Great work MaRSDD team! We’re proud to be a partner and part of the conversation in transforming healthcare.
In observance of Disability Employment Awareness Month, WalletHub ranked the nation’s best and worst cities for people with disabilities to live. And the winner… Overland Park, Kansas! The factors were based on three key areas — economic environment, quality of life and health care — to assess each locale and determine what the site called “the most suitable conditions for individuals with disabilities.”
You can check out the full report here with all the details and the methodology behind the study.
Top 10 list:
There are many potential use cases for big data analytics (‘BDA’) in health care. BDA can be used to: help researchers find causes of, and treatments for diseases; actively monitor patients so clinicians are alerted to the potential for an adverse event before it occurs; and personalize care so precious resources associated with a treatment are not administered to a patient who cannot benefit from the intervention.
Now that we have our data analytics engine built in Mozzaz, we’re starting to gain new insights derived from big data analytics that will serve to advance personalized care plans, improve patient outcomes and avoid unnecessary costs. Here are some innovative ideas and solutions we envision in harnessing BDA:
- Clinical decision support – BDA technologies that sift through large amounts of data, understand, categorize and learn from it, and then predict outcomes or recommend alternative treatments to clinicians and patients at the point of care.
- Personalized care – Predictive data mining or analytic solutions that can leverage personalized care in real time to highlight best practice treatments to patients. These solutions may offer early detection and diagnosis before a patient develops disease or behavioral or mental health issue.
- Public and population health – BDA solutions that can mine web-based and social media data to identify triggers and help predict behaviors or outbreaks based on consumers’ search, social content and query activity.
- Clinical operations – BDA can support initiatives such as wait-time management, where it can mine large amounts of historical and unstructured data, look for patterns and model various scenarios to predict events that may affect wait times before they actually happen.

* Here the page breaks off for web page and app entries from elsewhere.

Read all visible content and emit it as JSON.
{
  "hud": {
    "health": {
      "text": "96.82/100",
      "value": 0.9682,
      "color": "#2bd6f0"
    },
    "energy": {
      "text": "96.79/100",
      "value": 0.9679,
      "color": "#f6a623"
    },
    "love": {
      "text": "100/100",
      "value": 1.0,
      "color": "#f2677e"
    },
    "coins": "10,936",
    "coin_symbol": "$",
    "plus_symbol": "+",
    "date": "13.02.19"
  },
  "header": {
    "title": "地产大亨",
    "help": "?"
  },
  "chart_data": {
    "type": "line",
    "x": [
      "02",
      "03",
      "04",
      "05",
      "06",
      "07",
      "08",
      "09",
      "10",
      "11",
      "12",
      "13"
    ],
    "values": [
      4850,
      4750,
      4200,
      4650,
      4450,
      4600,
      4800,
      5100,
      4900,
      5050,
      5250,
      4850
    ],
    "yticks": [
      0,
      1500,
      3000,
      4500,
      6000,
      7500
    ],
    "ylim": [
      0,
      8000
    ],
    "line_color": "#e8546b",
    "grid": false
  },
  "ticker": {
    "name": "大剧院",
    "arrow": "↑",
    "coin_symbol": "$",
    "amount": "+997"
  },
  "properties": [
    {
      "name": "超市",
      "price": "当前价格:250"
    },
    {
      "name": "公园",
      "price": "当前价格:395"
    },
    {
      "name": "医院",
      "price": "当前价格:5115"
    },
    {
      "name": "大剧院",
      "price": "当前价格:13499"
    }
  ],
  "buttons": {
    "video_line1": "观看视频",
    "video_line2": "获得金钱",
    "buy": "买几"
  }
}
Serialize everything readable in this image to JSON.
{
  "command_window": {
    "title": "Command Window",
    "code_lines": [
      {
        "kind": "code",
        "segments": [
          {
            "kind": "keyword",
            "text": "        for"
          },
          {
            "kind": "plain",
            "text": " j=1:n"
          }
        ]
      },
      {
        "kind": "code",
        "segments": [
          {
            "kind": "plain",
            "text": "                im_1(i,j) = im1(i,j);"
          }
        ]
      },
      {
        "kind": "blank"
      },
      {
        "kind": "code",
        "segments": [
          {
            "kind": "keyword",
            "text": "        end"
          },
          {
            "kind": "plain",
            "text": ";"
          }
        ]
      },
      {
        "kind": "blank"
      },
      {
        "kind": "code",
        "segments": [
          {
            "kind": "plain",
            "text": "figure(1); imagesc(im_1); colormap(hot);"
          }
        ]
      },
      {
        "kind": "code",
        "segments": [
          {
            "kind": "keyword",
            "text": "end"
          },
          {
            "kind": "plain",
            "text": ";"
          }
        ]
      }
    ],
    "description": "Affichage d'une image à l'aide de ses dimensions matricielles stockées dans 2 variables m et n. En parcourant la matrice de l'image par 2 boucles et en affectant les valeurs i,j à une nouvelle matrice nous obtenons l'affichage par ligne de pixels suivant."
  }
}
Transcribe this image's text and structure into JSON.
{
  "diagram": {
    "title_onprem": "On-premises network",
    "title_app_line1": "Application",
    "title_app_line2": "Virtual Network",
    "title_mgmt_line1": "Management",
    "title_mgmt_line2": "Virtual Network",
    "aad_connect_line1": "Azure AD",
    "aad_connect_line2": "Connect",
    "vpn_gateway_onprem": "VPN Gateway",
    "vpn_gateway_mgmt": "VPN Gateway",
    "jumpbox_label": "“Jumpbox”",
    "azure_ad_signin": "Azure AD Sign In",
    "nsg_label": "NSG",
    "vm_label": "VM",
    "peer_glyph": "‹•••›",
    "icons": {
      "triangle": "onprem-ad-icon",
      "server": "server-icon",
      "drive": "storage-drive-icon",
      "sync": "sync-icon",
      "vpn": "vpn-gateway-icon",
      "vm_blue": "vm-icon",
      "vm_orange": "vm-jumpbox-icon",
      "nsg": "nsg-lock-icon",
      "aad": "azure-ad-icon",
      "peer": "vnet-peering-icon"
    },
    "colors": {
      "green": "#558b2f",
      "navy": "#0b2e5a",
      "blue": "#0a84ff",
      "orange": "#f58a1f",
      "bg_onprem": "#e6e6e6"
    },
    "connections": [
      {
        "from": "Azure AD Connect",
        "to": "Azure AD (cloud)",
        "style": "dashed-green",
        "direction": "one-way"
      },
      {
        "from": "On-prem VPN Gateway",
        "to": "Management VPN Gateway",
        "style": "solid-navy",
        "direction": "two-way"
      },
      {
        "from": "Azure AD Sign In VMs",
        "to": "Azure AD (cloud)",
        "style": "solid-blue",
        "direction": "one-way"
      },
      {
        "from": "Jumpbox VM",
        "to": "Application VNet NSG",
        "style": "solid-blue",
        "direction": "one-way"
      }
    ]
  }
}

- Policy, financial and administrative – BDA can support decision makers by integrating and analyzing data related to key performance indicators.
Another great piece of visual artwork that conveys the message.